In the bowl of a stand mixer, beat eggs and sugar with an electric mixer until pale and thick, about 5 minutes. With the mixer running on low, add the milk mixture and beat until combined. Add flour mixture followed by the vanilla; beat until combined.
Transfer batter to the prepared pan. With an off-set spatula, smooth the top. Bake in heated oven until a tester inserted into the center comes out clean, about 30 minutes.
Transfer pan to a rack and let cool 10 minutes. With a very thin knife, cut around the edge to release the cake from the side of the pan. Carefully flip the cake onto the rack, then turn it right-side-up. Cool completely.
Assemble the cake: Using a serrated knife, carefully cut the cake into two layers and place the bottom layer on a serving plate. Stir custard, and spread it onto the cut side of the bottom half of the cake. Replace the top half of the cake, cut side down. Set cake aside to make glaze.
4 oz Semisweet Chocolate Chips
1 teaspoon Shortening
Pinch Kosher Salt
1/4 cup Heavy Cream
In a heat-poof bowl, mix chocolate chips with shortening. Add a pinch of salt and set aside.
In a small saucepan over medium-low, heat the cream to a simmer. Remove the pan from the heat and pour cream over the chocolate chips; let stand for 3 minutes. Whisk until smooth. Spread the glaze evenly over the top of the cake.
Serve and enjoy or cover and let chill until ready to serve. Let cake warm on the counter for about 20 minutes before slicing.

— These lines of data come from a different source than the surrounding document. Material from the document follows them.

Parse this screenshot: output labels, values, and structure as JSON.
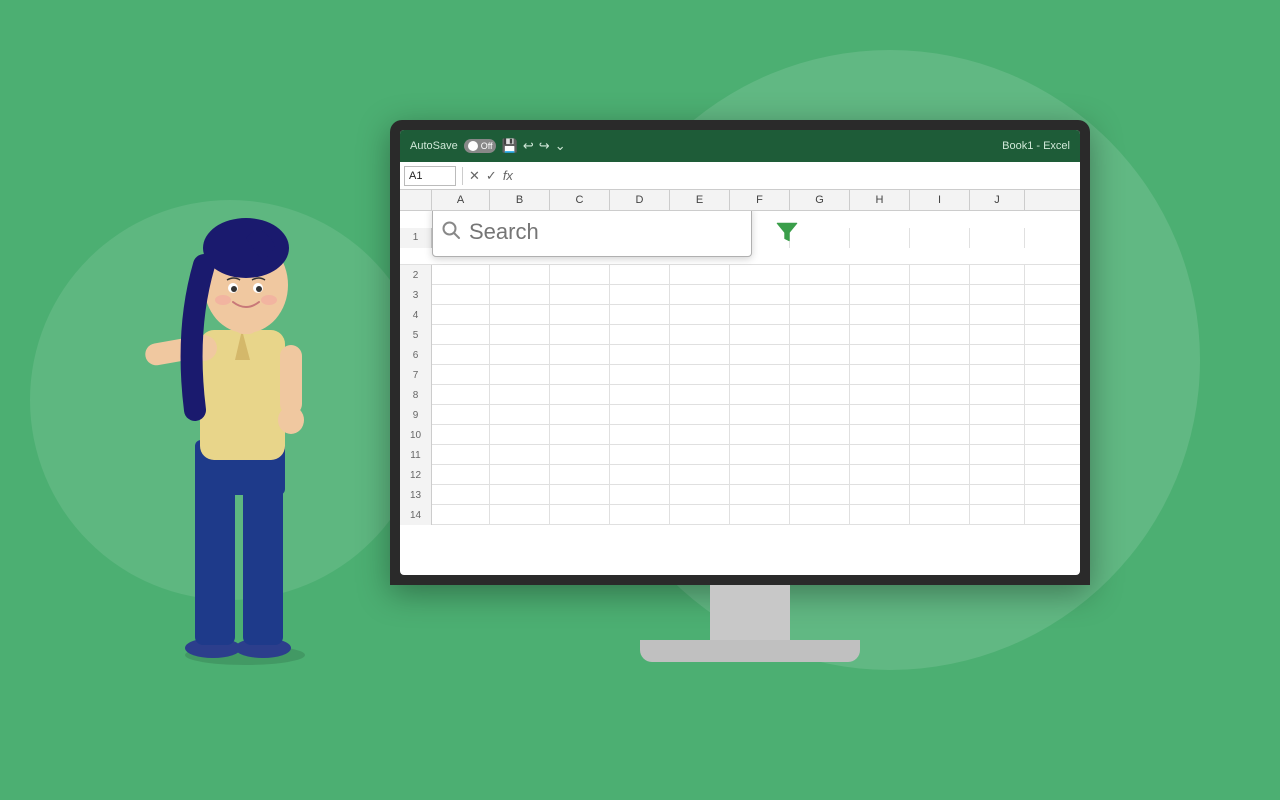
{
  "background": {
    "color": "#4caf72"
  },
  "excel": {
    "titlebar": {
      "autosave_label": "AutoSave",
      "toggle_state": "Off",
      "title": "Book1 - Excel"
    },
    "formula_bar": {
      "cell_ref": "A1",
      "formula": ""
    },
    "columns": [
      "A",
      "B",
      "C",
      "D",
      "E",
      "F",
      "G",
      "H",
      "I",
      "J"
    ],
    "rows": [
      1,
      2,
      3,
      4,
      5,
      6,
      7,
      8,
      9,
      10,
      11,
      12,
      13,
      14
    ]
  },
  "search": {
    "placeholder": "Search",
    "filter_icon_label": "filter-icon"
  },
  "toolbar": {
    "icons": [
      "💾",
      "↩",
      "↪",
      "⌄"
    ]
  }
}
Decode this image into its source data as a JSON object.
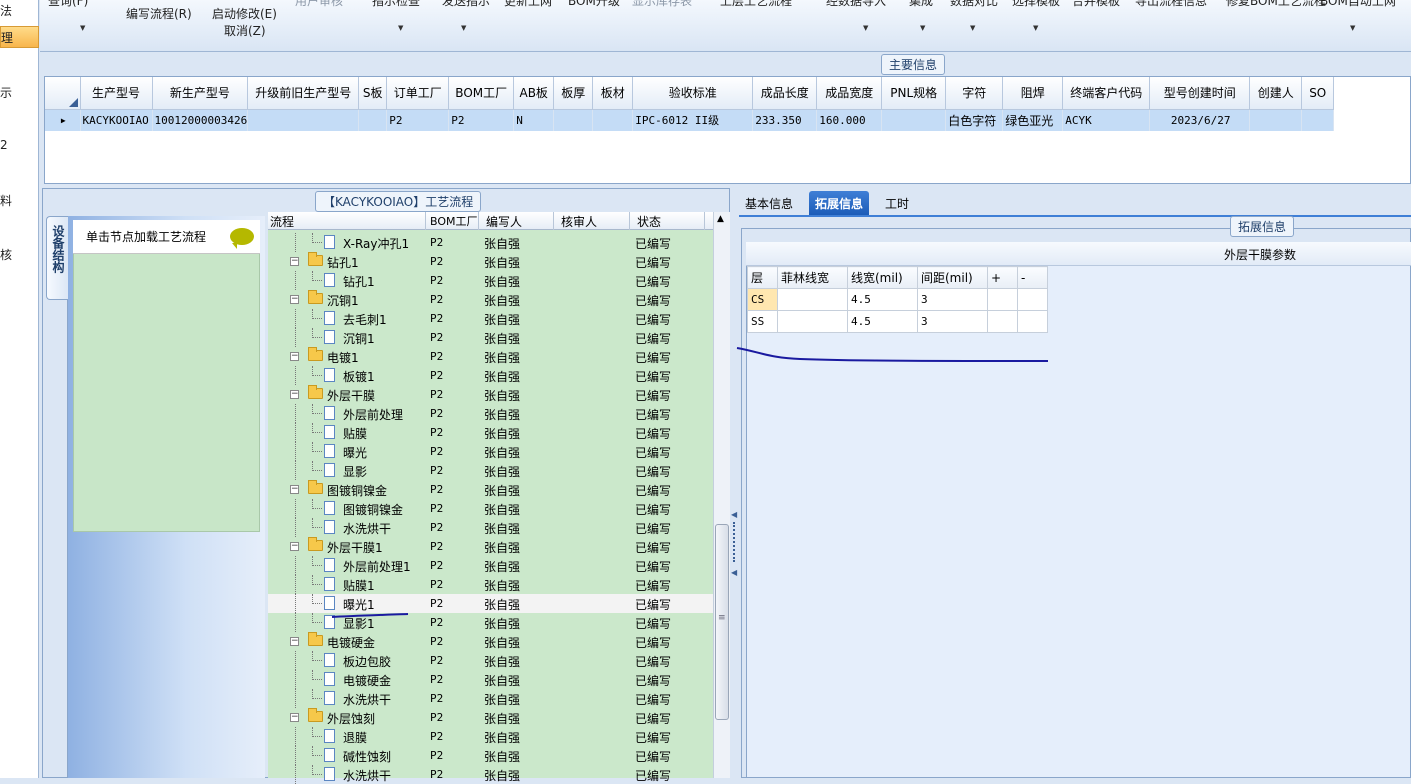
{
  "left_strip": [
    "法",
    "理",
    "示",
    "2",
    "料",
    "核"
  ],
  "toolbar": {
    "row1": [
      "查询(F)",
      "用户审核",
      "指示检查",
      "发送指示",
      "更新上网",
      "BOM升级",
      "显示库存表",
      "上层工艺流程",
      "经数据导入",
      "集成",
      "数据对比",
      "选择模板",
      "合并模板",
      "导出流程信息",
      "修复BOM工艺流程",
      "BOM自动上网"
    ],
    "compile_flow": "编写流程(R)",
    "start_modify": "启动修改(E)",
    "cancel": "取消(Z)"
  },
  "main_info": {
    "title": "主要信息",
    "columns": [
      "生产型号",
      "新生产型号",
      "升级前旧生产型号",
      "S板",
      "订单工厂",
      "BOM工厂",
      "AB板",
      "板厚",
      "板材",
      "验收标准",
      "成品长度",
      "成品宽度",
      "PNL规格",
      "字符",
      "阻焊",
      "终端客户代码",
      "型号创建时间",
      "创建人",
      "SO"
    ],
    "row": [
      "KACYKOOIAO",
      "10012000003426",
      "",
      "",
      "P2",
      "P2",
      "N",
      "",
      "",
      "IPC-6012 II级",
      "233.350",
      "160.000",
      "",
      "白色字符",
      "绿色亚光",
      "ACYK",
      "2023/6/27",
      "",
      ""
    ]
  },
  "process": {
    "title": "【KACYKOOIAO】工艺流程",
    "side_tab": "设备结构",
    "click_hint": "单击节点加载工艺流程",
    "columns": [
      "流程",
      "BOM工厂",
      "编写人",
      "核审人",
      "状态"
    ],
    "rows": [
      {
        "name": "X-Ray冲孔1",
        "level": 1,
        "factory": "P2",
        "writer": "张自强",
        "status": "已编写"
      },
      {
        "name": "钻孔1",
        "level": 0,
        "factory": "P2",
        "writer": "张自强",
        "status": "已编写"
      },
      {
        "name": "钻孔1",
        "level": 1,
        "factory": "P2",
        "writer": "张自强",
        "status": "已编写"
      },
      {
        "name": "沉铜1",
        "level": 0,
        "factory": "P2",
        "writer": "张自强",
        "status": "已编写"
      },
      {
        "name": "去毛刺1",
        "level": 1,
        "factory": "P2",
        "writer": "张自强",
        "status": "已编写"
      },
      {
        "name": "沉铜1",
        "level": 1,
        "factory": "P2",
        "writer": "张自强",
        "status": "已编写"
      },
      {
        "name": "电镀1",
        "level": 0,
        "factory": "P2",
        "writer": "张自强",
        "status": "已编写"
      },
      {
        "name": "板镀1",
        "level": 1,
        "factory": "P2",
        "writer": "张自强",
        "status": "已编写"
      },
      {
        "name": "外层干膜",
        "level": 0,
        "factory": "P2",
        "writer": "张自强",
        "status": "已编写"
      },
      {
        "name": "外层前处理",
        "level": 1,
        "factory": "P2",
        "writer": "张自强",
        "status": "已编写"
      },
      {
        "name": "贴膜",
        "level": 1,
        "factory": "P2",
        "writer": "张自强",
        "status": "已编写"
      },
      {
        "name": "曝光",
        "level": 1,
        "factory": "P2",
        "writer": "张自强",
        "status": "已编写"
      },
      {
        "name": "显影",
        "level": 1,
        "factory": "P2",
        "writer": "张自强",
        "status": "已编写"
      },
      {
        "name": "图镀铜镍金",
        "level": 0,
        "factory": "P2",
        "writer": "张自强",
        "status": "已编写"
      },
      {
        "name": "图镀铜镍金",
        "level": 1,
        "factory": "P2",
        "writer": "张自强",
        "status": "已编写"
      },
      {
        "name": "水洗烘干",
        "level": 1,
        "factory": "P2",
        "writer": "张自强",
        "status": "已编写"
      },
      {
        "name": "外层干膜1",
        "level": 0,
        "factory": "P2",
        "writer": "张自强",
        "status": "已编写"
      },
      {
        "name": "外层前处理1",
        "level": 1,
        "factory": "P2",
        "writer": "张自强",
        "status": "已编写"
      },
      {
        "name": "贴膜1",
        "level": 1,
        "factory": "P2",
        "writer": "张自强",
        "status": "已编写"
      },
      {
        "name": "曝光1",
        "level": 1,
        "factory": "P2",
        "writer": "张自强",
        "status": "已编写",
        "selected": true
      },
      {
        "name": "显影1",
        "level": 1,
        "factory": "P2",
        "writer": "张自强",
        "status": "已编写"
      },
      {
        "name": "电镀硬金",
        "level": 0,
        "factory": "P2",
        "writer": "张自强",
        "status": "已编写"
      },
      {
        "name": "板边包胶",
        "level": 1,
        "factory": "P2",
        "writer": "张自强",
        "status": "已编写"
      },
      {
        "name": "电镀硬金",
        "level": 1,
        "factory": "P2",
        "writer": "张自强",
        "status": "已编写"
      },
      {
        "name": "水洗烘干",
        "level": 1,
        "factory": "P2",
        "writer": "张自强",
        "status": "已编写"
      },
      {
        "name": "外层蚀刻",
        "level": 0,
        "factory": "P2",
        "writer": "张自强",
        "status": "已编写"
      },
      {
        "name": "退膜",
        "level": 1,
        "factory": "P2",
        "writer": "张自强",
        "status": "已编写"
      },
      {
        "name": "碱性蚀刻",
        "level": 1,
        "factory": "P2",
        "writer": "张自强",
        "status": "已编写"
      },
      {
        "name": "水洗烘干",
        "level": 1,
        "factory": "P2",
        "writer": "张自强",
        "status": "已编写"
      }
    ]
  },
  "right": {
    "tabs": [
      "基本信息",
      "拓展信息",
      "工时"
    ],
    "active_tab": 1,
    "group_title": "拓展信息",
    "grid_title": "外层干膜参数",
    "layer_columns": [
      "层",
      "菲林线宽",
      "线宽(mil)",
      "间距(mil)",
      "+",
      "-"
    ],
    "layer_rows": [
      [
        "CS",
        "",
        "4.5",
        "3",
        "",
        ""
      ],
      [
        "SS",
        "",
        "4.5",
        "3",
        "",
        ""
      ]
    ]
  }
}
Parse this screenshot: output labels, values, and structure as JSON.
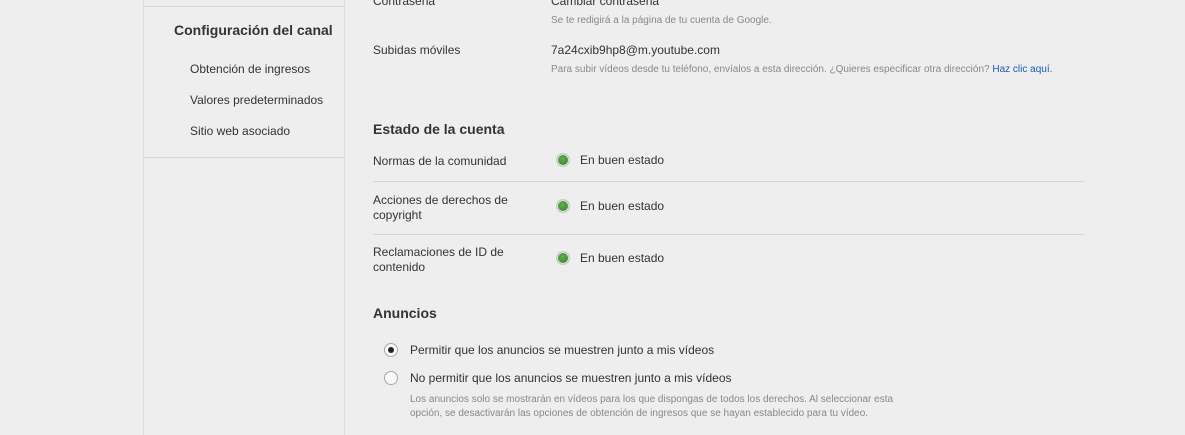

3 thoughts on “Care to Guess What Day It Is?”
One of our family’s favorites!
Can’t go wrong with a Boston Cream, that’s for sure.